Wikipedia page on American Foursquare

American Foursquare Architectural Styles

The American Foursquare is an American house style popular from the mid-1890s to the late 1930s. A reaction to the ornate and mass-produced elements of the Victorian and other Revival styles popular throughout the last half of the 19th century, the American Foursquare was plain, often incorporating handcrafted "honest" woodwork (unless purchased from a mail-order catalog). This style incorporates elements of the Prairie School and the Craftsman styles. It is also sometimes called Transitional Period.

The hallmarks of the style include a basically square, boxy design, two-and-one-half stories high, usually with four large, boxy rooms to a floor, a center dormer, and a large front porch with wide stairs. The boxy shape provides a maximum amount of interior room space, to use a small city lot to best advantage. Other common features included a hipped roof, arched entries between common rooms, built-in cabinetry, and Craftsman-style woodwork.

A typical design would be as follows: first floor, from front to back, on one side, the living room and dining room; while on the other side, the entry room or foyer, stairway and kitchen. Sometimes a bathroom was also included. Second floor, front to back, on one side, bedroom, bathroom and bedroom; while on the other side, bedroom, stairway and bedroom. The bedrooms had a slightly longer dimension along the front and back of the house with side by side closets between the bedrooms. This gave a very efficient layout with a bedroom in each corner and a centralized bathroom and stairway. The top floor was generally just a big open space with one to four dormers. The basement generally contained a large natural convection furnace or boiler.

This post-Victorian style of single-family house, prized for its ease of construction, practicality, and roomy interior, is found throughout Chicago.

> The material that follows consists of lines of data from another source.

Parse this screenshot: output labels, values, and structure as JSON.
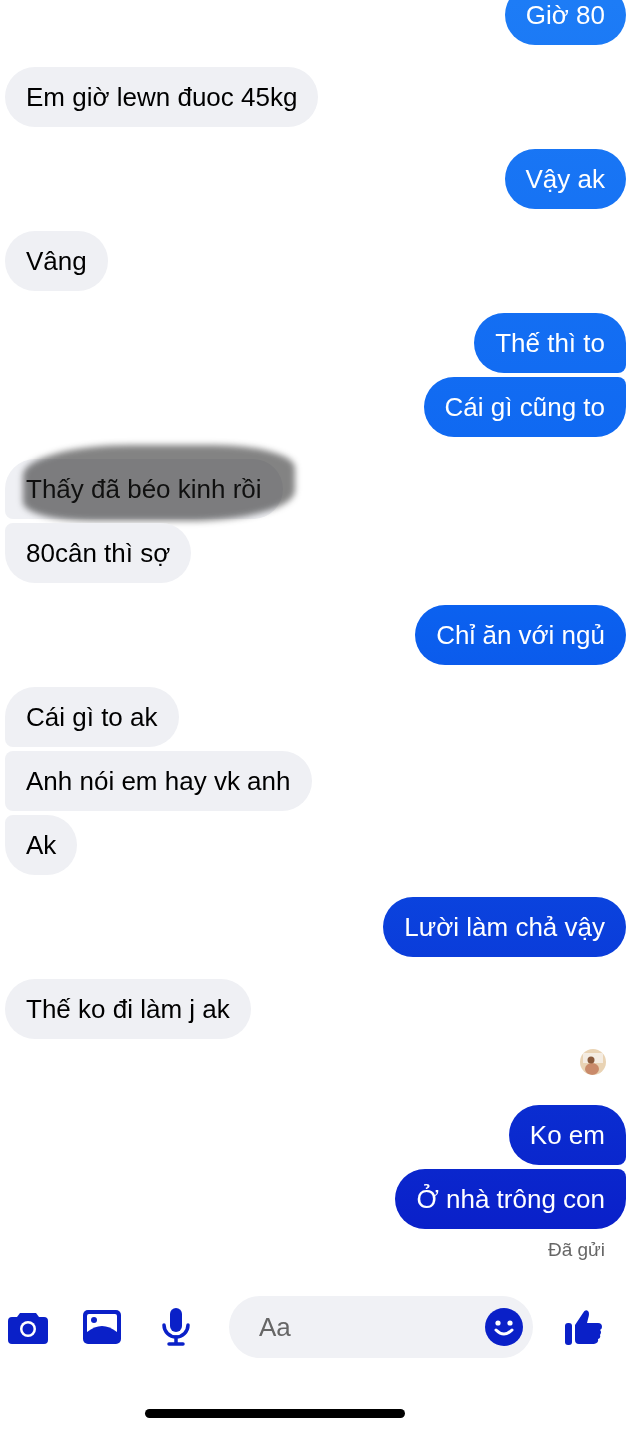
{
  "thread": [
    {
      "kind": "outgoing",
      "messages": [
        {
          "text": "Giờ 80",
          "redacted": false
        }
      ]
    },
    {
      "kind": "incoming",
      "messages": [
        {
          "text": "Em giờ lewn đuoc 45kg",
          "redacted": false
        }
      ]
    },
    {
      "kind": "outgoing",
      "messages": [
        {
          "text": "Vậy ak",
          "redacted": false
        }
      ]
    },
    {
      "kind": "incoming",
      "messages": [
        {
          "text": "Vâng",
          "redacted": false
        }
      ]
    },
    {
      "kind": "outgoing",
      "messages": [
        {
          "text": "Thế thì to",
          "redacted": false
        },
        {
          "text": "Cái gì cũng to",
          "redacted": false
        }
      ]
    },
    {
      "kind": "incoming",
      "messages": [
        {
          "text": "Thấy đã béo kinh rồi",
          "redacted": true
        },
        {
          "text": "80cân thì sợ",
          "redacted": false
        }
      ]
    },
    {
      "kind": "outgoing",
      "messages": [
        {
          "text": "Chỉ ăn với ngủ",
          "redacted": false
        }
      ]
    },
    {
      "kind": "incoming",
      "messages": [
        {
          "text": "Cái gì to ak",
          "redacted": false
        },
        {
          "text": "Anh nói em hay vk anh",
          "redacted": false
        },
        {
          "text": "Ak",
          "redacted": false
        }
      ]
    },
    {
      "kind": "outgoing",
      "messages": [
        {
          "text": "Lười làm chả vậy",
          "redacted": false
        }
      ]
    },
    {
      "kind": "incoming",
      "messages": [
        {
          "text": "Thế ko đi làm j ak",
          "redacted": false
        }
      ]
    },
    {
      "kind": "receipt"
    },
    {
      "kind": "outgoing",
      "messages": [
        {
          "text": "Ko em",
          "redacted": false
        },
        {
          "text": "Ở nhà trông con",
          "redacted": false
        }
      ]
    }
  ],
  "status": "Đã gửi",
  "composer": {
    "placeholder": "Aa"
  }
}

The largest concentrations are in community areas developed during the style's heyday (1900-1930), such as Beverly, Norwood Park, Rogers Park, and South Shore.

Common characteristics are:

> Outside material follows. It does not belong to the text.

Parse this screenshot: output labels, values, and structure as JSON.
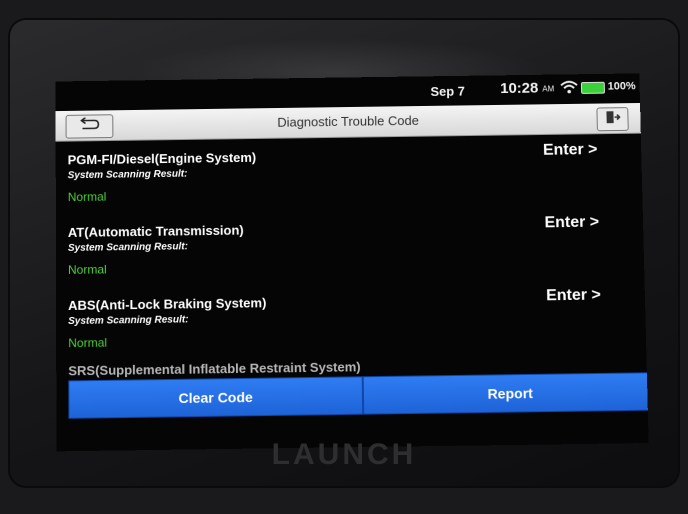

cubic shape

hipped roof, usually with dormers

broad front porch, sometimes enclosed

little use of ornament

built in wide variety of materials, including wood, brick, and stucco

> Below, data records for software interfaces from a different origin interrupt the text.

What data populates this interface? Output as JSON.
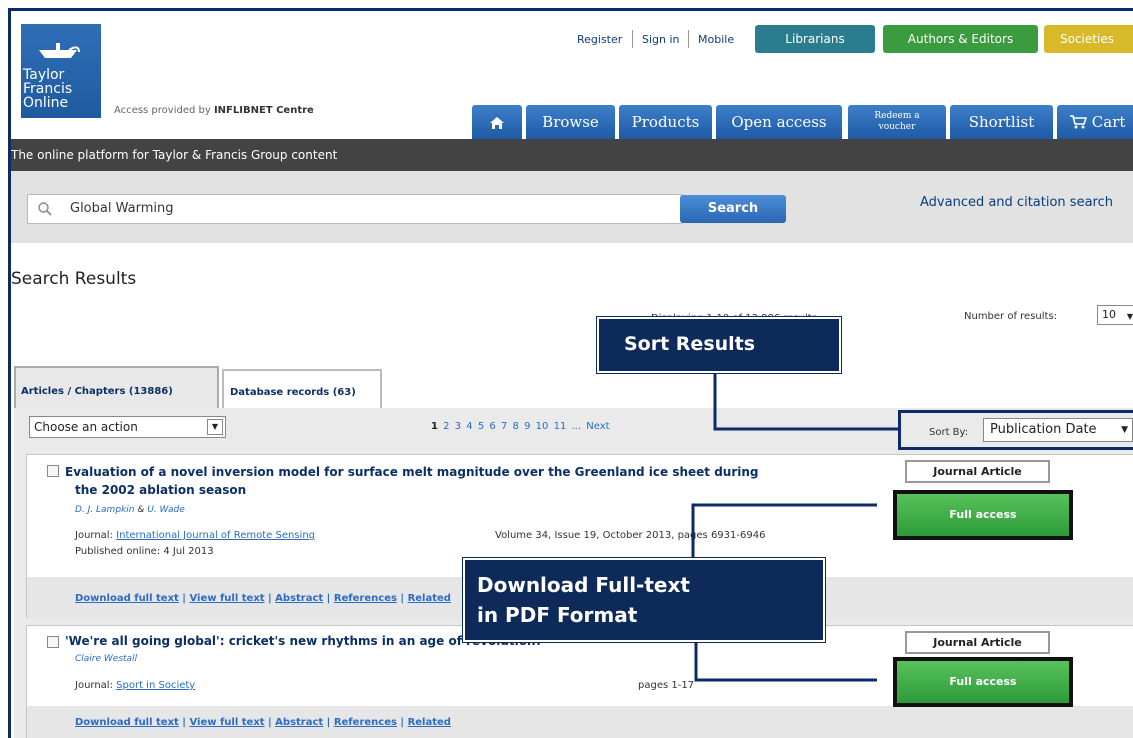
{
  "header": {
    "logo_lines": [
      "Taylor",
      "Francis",
      "Online"
    ],
    "access_prefix": "Access provided by",
    "access_org": "INFLIBNET Centre",
    "links": {
      "register": "Register",
      "sign_in": "Sign in",
      "mobile": "Mobile"
    },
    "pills": {
      "librarians": "Librarians",
      "authors": "Authors & Editors",
      "societies": "Societies"
    },
    "nav": {
      "browse": "Browse",
      "products": "Products",
      "open_access": "Open access",
      "redeem_1": "Redeem a",
      "redeem_2": "voucher",
      "shortlist": "Shortlist",
      "cart": "Cart"
    },
    "tagline": "The online platform for Taylor & Francis Group content"
  },
  "search": {
    "value": "Global Warming",
    "button": "Search",
    "advanced": "Advanced and citation search"
  },
  "results": {
    "heading": "Search Results",
    "count_text": "Displaying 1-10 of 13,886 results",
    "per_page_label": "Number of results:",
    "per_page_value": "10",
    "tabs": {
      "articles": "Articles / Chapters (13886)",
      "database": "Database records (63)"
    },
    "action_select": "Choose an action",
    "pages": [
      "1",
      "2",
      "3",
      "4",
      "5",
      "6",
      "7",
      "8",
      "9",
      "10",
      "11",
      "...",
      "Next"
    ],
    "sort_label": "Sort By:",
    "sort_value": "Publication Date",
    "items": [
      {
        "title_line1": "Evaluation of a novel inversion model for surface melt magnitude over the Greenland ice sheet during",
        "title_line2": "the 2002 ablation season",
        "author1": "D. J. Lampkin",
        "amp": "&",
        "author2": "U. Wade",
        "journal_label": "Journal:",
        "journal": "International Journal of Remote Sensing",
        "volume": "Volume 34, Issue 19, October 2013, pages 6931-6946",
        "published": "Published online: 4 Jul 2013",
        "type": "Journal Article",
        "access": "Full access",
        "links": [
          "Download full text",
          "View full text",
          "Abstract",
          "References",
          "Related"
        ]
      },
      {
        "title_line1": "'We're all going global': cricket's new rhythms in an age of revolution?",
        "author1": "Claire Westall",
        "journal_label": "Journal:",
        "journal": "Sport in Society",
        "pages": "pages 1-17",
        "type": "Journal Article",
        "access": "Full access",
        "links": [
          "Download full text",
          "View full text",
          "Abstract",
          "References",
          "Related"
        ]
      }
    ]
  },
  "annotations": {
    "sort": "Sort Results",
    "download_1": "Download Full-text",
    "download_2": "in PDF Format"
  },
  "colors": {
    "brand": "#2f6fb6",
    "callout": "#0d2a5a",
    "green": "#3aa545",
    "darkbar": "#434343"
  }
}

The following houses designed in the American Foursquare style are listed in the Chicago Landmarks Historic Resources Survey

Albion Avenue

1000 Block

1060 W. Albion Avenue

1100 Block

1104 W. Albion Avenue

1118 W. Albion Avenue

1120 W. Albion Avenue

Chase Avenue

1500 Block

1521 W. Chase Avenue

1532 W. Chase Avenue

1700 Block

1701 W. Chase Avenue

1716 W. Chase Avenue, not listed in Chicago Landmarks Historic Resources Survey

1719 W. Chase Avenue

Estes Avenue

1400 Block

1414 W. Estes Avenue

Jarvis Avenue

1400 Block

1419 W. Jarvis Avenue

1600 Block

1625 W. Jarvis Avenue, not listed in Chicago Landmarks Historic Resources Survey

Newgard Avenue

6700 Block

6707 N. Newgard Avenue, not listed in Chicago Landmarks Historic Resources Survey

North Shore Avenue

1100 Block

1102 W. North Shore Avenue

Pratt Boulevard

1500 Block

1540 W. Pratt Boulevard, not listed in Chicago Landmarks Historic Resources Survey

2200 Block'

2208 W. Pratt Boulevard

2226 W. Pratt Boulevard

Ridge Boulevard

6700 Block

6757 N. Ridge Boulevard

Sheridan Road

7400 Block

7421 N. Sheridan Road

7450 N. Sheridan Road

7467 N. Sheridan Road

Sherwin Avenue

1400 Block

1426 W. Sherwin Avenue

1600 Block

1609 W. Sherwin Avenue

Touhy Avenue

1500 Block

1523 W. Touhy Avenue

1600 Block

1612 W. Touhy Avenue